> [Recorded information]
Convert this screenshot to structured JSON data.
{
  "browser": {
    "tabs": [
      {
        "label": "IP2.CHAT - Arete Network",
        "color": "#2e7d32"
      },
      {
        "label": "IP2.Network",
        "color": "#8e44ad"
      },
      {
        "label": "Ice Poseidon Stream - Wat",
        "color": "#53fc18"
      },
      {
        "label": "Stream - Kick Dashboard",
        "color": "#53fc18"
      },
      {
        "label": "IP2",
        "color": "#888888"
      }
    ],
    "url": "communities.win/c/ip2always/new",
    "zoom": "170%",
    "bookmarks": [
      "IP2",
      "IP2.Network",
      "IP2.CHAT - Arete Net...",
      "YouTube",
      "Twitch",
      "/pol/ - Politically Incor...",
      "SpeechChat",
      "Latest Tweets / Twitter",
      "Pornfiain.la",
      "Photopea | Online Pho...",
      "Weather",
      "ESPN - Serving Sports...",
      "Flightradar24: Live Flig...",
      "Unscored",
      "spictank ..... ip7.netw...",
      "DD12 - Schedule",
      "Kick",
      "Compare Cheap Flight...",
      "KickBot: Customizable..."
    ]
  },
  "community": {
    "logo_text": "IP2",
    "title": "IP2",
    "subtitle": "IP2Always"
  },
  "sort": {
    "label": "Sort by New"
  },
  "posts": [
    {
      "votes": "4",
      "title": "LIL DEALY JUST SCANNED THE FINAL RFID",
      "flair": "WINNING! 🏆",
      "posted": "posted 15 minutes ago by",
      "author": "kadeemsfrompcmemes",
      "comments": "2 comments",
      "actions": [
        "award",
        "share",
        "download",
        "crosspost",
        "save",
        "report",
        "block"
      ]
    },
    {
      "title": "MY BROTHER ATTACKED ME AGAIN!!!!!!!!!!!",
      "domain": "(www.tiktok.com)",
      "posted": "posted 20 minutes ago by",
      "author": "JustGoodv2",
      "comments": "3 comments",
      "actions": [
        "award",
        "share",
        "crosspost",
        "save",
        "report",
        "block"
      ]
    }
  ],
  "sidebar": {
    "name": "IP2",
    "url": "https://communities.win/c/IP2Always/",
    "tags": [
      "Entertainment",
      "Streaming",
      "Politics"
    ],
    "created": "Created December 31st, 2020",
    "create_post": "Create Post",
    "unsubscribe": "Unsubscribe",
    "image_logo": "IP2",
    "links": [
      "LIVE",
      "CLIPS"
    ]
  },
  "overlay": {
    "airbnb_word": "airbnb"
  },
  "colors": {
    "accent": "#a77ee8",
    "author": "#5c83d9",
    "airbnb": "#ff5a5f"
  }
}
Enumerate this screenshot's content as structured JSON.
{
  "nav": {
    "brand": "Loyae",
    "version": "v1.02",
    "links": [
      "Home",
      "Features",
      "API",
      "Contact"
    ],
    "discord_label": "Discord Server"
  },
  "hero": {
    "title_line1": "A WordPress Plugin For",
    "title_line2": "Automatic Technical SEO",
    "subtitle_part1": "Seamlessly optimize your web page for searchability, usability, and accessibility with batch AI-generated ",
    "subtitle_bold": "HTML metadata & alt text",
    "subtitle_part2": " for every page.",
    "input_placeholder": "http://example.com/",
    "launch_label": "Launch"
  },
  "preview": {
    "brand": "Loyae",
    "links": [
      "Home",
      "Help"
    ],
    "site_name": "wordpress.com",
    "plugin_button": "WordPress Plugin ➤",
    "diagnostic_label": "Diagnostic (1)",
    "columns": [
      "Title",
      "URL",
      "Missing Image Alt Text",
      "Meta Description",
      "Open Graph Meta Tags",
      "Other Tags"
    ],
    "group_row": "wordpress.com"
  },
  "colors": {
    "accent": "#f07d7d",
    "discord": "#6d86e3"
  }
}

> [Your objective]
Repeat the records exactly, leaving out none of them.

> [Result of this exercise]
Convert this screenshot to structured JSON data.
{
  "browser": {
    "tabs": [
      {
        "label": "IP2.CHAT - Arete Network",
        "color": "#2e7d32"
      },
      {
        "label": "IP2.Network",
        "color": "#8e44ad"
      },
      {
        "label": "Ice Poseidon Stream - Wat",
        "color": "#53fc18"
      },
      {
        "label": "Stream - Kick Dashboard",
        "color": "#53fc18"
      },
      {
        "label": "IP2",
        "color": "#888888"
      }
    ],
    "url": "communities.win/c/ip2always/new",
    "zoom": "170%",
    "bookmarks": [
      "IP2",
      "IP2.Network",
      "IP2.CHAT - Arete Net...",
      "YouTube",
      "Twitch",
      "/pol/ - Politically Incor...",
      "SpeechChat",
      "Latest Tweets / Twitter",
      "Pornfiain.la",
      "Photopea | Online Pho...",
      "Weather",
      "ESPN - Serving Sports...",
      "Flightradar24: Live Flig...",
      "Unscored",
      "spictank ..... ip7.netw...",
      "DD12 - Schedule",
      "Kick",
      "Compare Cheap Flight...",
      "KickBot: Customizable..."
    ]
  },
  "community": {
    "logo_text": "IP2",
    "title": "IP2",
    "subtitle": "IP2Always"
  },
  "sort": {
    "label": "Sort by New"
  },
  "posts": [
    {
      "votes": "4",
      "title": "LIL DEALY JUST SCANNED THE FINAL RFID",
      "flair": "WINNING! 🏆",
      "posted": "posted 15 minutes ago by",
      "author": "kadeemsfrompcmemes",
      "comments": "2 comments",
      "actions": [
        "award",
        "share",
        "download",
        "crosspost",
        "save",
        "report",
        "block"
      ]
    },
    {
      "title": "MY BROTHER ATTACKED ME AGAIN!!!!!!!!!!!",
      "domain": "(www.tiktok.com)",
      "posted": "posted 20 minutes ago by",
      "author": "JustGoodv2",
      "comments": "3 comments",
      "actions": [
        "award",
        "share",
        "crosspost",
        "save",
        "report",
        "block"
      ]
    }
  ],
  "sidebar": {
    "name": "IP2",
    "url": "https://communities.win/c/IP2Always/",
    "tags": [
      "Entertainment",
      "Streaming",
      "Politics"
    ],
    "created": "Created December 31st, 2020",
    "create_post": "Create Post",
    "unsubscribe": "Unsubscribe",
    "image_logo": "IP2",
    "links": [
      "LIVE",
      "CLIPS"
    ]
  },
  "overlay": {
    "airbnb_word": "airbnb"
  },
  "colors": {
    "accent": "#a77ee8",
    "author": "#5c83d9",
    "airbnb": "#ff5a5f"
  }
}
Enumerate this screenshot's content as structured JSON.
{
  "nav": {
    "brand": "Loyae",
    "version": "v1.02",
    "links": [
      "Home",
      "Features",
      "API",
      "Contact"
    ],
    "discord_label": "Discord Server"
  },
  "hero": {
    "title_line1": "A WordPress Plugin For",
    "title_line2": "Automatic Technical SEO",
    "subtitle_part1": "Seamlessly optimize your web page for searchability, usability, and accessibility with batch AI-generated ",
    "subtitle_bold": "HTML metadata & alt text",
    "subtitle_part2": " for every page.",
    "input_placeholder": "http://example.com/",
    "launch_label": "Launch"
  },
  "preview": {
    "brand": "Loyae",
    "links": [
      "Home",
      "Help"
    ],
    "site_name": "wordpress.com",
    "plugin_button": "WordPress Plugin ➤",
    "diagnostic_label": "Diagnostic (1)",
    "columns": [
      "Title",
      "URL",
      "Missing Image Alt Text",
      "Meta Description",
      "Open Graph Meta Tags",
      "Other Tags"
    ],
    "group_row": "wordpress.com"
  },
  "colors": {
    "accent": "#f07d7d",
    "discord": "#6d86e3"
  }
}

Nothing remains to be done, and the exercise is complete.